I fell headlong, and awkwardly, onto the floor. My head and lungs burned. The world swam around me, and my watering eyes saw only the grey of smoke and the orange of fire.
My eyelids closed, and I fell into gloom.
Then I felt a cool roughness on my cheek. My eyes opened, I blinked away my tears, and I saw the dog standing over me like an apparition, frantically licking my face. Amidst the conflagration, it looked like some wretched imp, a pitiful Cerberus, its patchy hair slicked down with chemicals, wisps of flame dancing on its ears and tail.
But it was alive, and mere minutes ago it had been dead. That thought, that triumph, filled me with new resolve, and I raised myself onto my hands and knees and began to crawl.
I didn't know what direction I was going, or even what part of the house I was in, but the dog led me, dancing ahead and yapping at me or circling behind me and nipping at my heels. Walls collapsed around me, ceilings crumbled, but somehow I found myself at the foot of an outside door. I reached for the handle and it seared my skin, but with a rush of adrenaline I turned it and yanked the door open. The inrush of oxygen sparked a rushing blaze that swept over me as I flung myself out onto the scorched grass of the back yard.
Every part of my body hurt like death, and I might have laid there and been completely consumed if I had not been encouraged onwards once more by that unfathomable dog. I crawled as far as I was able, and then darkness took me.
I smelled burnt flesh and ash. I heard the crackle and roar of flame. I felt waves of heat assailing me.
I opened my eyes to the darkness of night, tinted with flickering red and orange.
I rolled onto my side. The dog was sitting nearby, watching me with its infernal black eyes. I held my hand in front of my face: it was charred red and black and covered in blisters. I knew I should feel incredible pain, but all I was aware of was a dull, deep throbbing, like a full-body heartbeat. One thought pressed its way to the forefront of my mind: where was my family?
Standing, I shuffled back towards the house. The fire had settled somewhat, and was now completing its consumption of the lower storey, sending a great tower of smoke and ash into the sky. I passed around the side of the house, giving it a wide berth to avoid the heat. As I neared the front of the house, where it faced the street, I became aware of the clamouring sirens of emergency vehicles.
I rounded the corner of the house and stopped under the shadow of a tree. The street and yard were fill with a pandemonium of fire trucks, ambulances, and onlookers, but one thing caught my attention, one face seized my eyes and refused to let go.
My wife lay on a stretcher, limp, helpless, hopeless. A sheet covered her up to the chin, and the skin of her pale face was tinged grey with soot and ash.
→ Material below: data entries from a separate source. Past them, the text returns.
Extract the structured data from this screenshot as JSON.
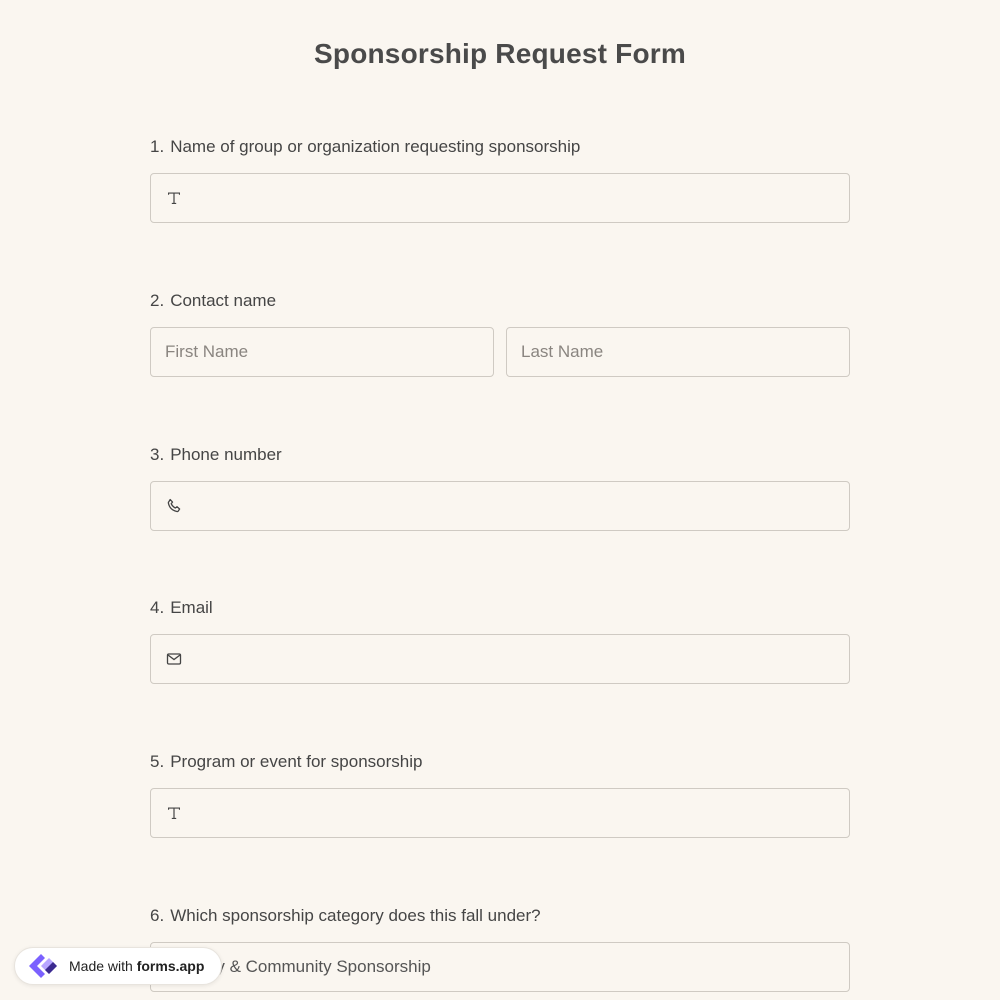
{
  "form": {
    "title": "Sponsorship Request Form"
  },
  "questions": [
    {
      "number": "1.",
      "label": "Name of group or organization requesting sponsorship",
      "icon": "text-icon",
      "value": ""
    },
    {
      "number": "2.",
      "label": "Contact name",
      "first_placeholder": "First Name",
      "last_placeholder": "Last Name"
    },
    {
      "number": "3.",
      "label": "Phone number",
      "icon": "phone-icon",
      "value": ""
    },
    {
      "number": "4.",
      "label": "Email",
      "icon": "mail-icon",
      "value": ""
    },
    {
      "number": "5.",
      "label": "Program or event for sponsorship",
      "icon": "text-icon",
      "value": ""
    },
    {
      "number": "6.",
      "label": "Which sponsorship category does this fall under?",
      "selected": "Charity & Community Sponsorship"
    }
  ],
  "badge": {
    "prefix": "Made with",
    "brand": "forms.app",
    "icon": "forms-app-logo",
    "colors": {
      "primary": "#7b61ff",
      "secondary": "#3b2a8f"
    }
  },
  "colors": {
    "background": "#faf6f0",
    "border": "#cfcac3",
    "text": "#444444"
  }
}
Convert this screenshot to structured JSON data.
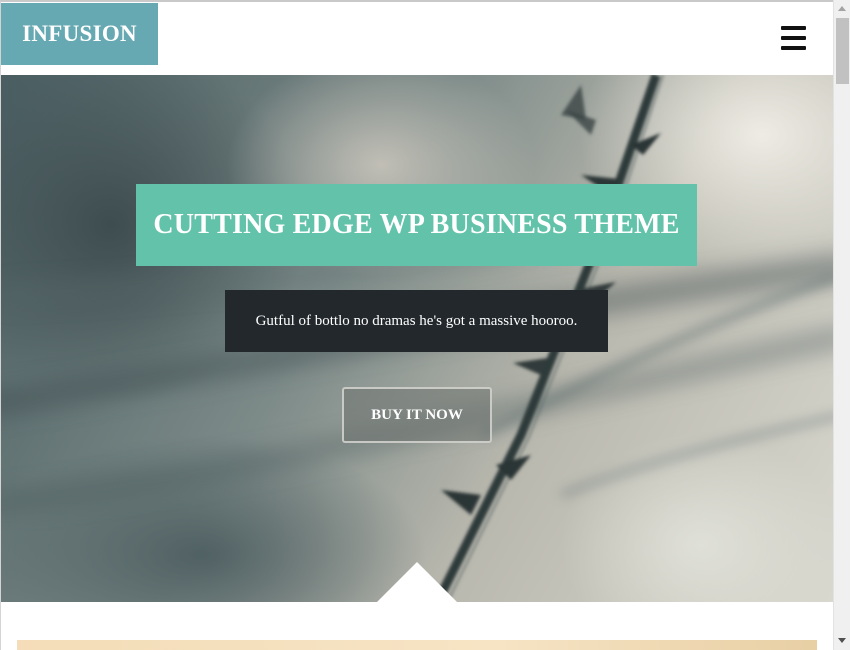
{
  "header": {
    "logo_text": "INFUSION",
    "menu_icon": "hamburger-menu-icon"
  },
  "hero": {
    "title": "CUTTING EDGE WP BUSINESS THEME",
    "subtitle": "Gutful of bottlo no dramas he's got a massive hooroo.",
    "cta_label": "BUY IT NOW"
  },
  "colors": {
    "logo_bg": "#66a9b2",
    "title_bg": "#63c2aa",
    "subtitle_bg": "#22282c"
  },
  "scrollbar": {
    "up_icon": "scroll-up-arrow-icon",
    "down_icon": "scroll-down-arrow-icon"
  }
}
Her eyes fluttered open, and my heart leapt into my throat: alive! I took one step forward, and somehow, across the chaos, she saw me. Her gaze pierced the shadow under the tree and met me. There was an endless instant of emotion. My spirit shattered.
They were dead. I knew it by the glistening abomination in her eyes. She hated me. She abhorred me. She blamed me. And I deserved every ounce of her scorn.
Then they lifted her into the ambulance.
I am a horror. I am a fiend. I am a wanderer.
Will this wretched dog never die?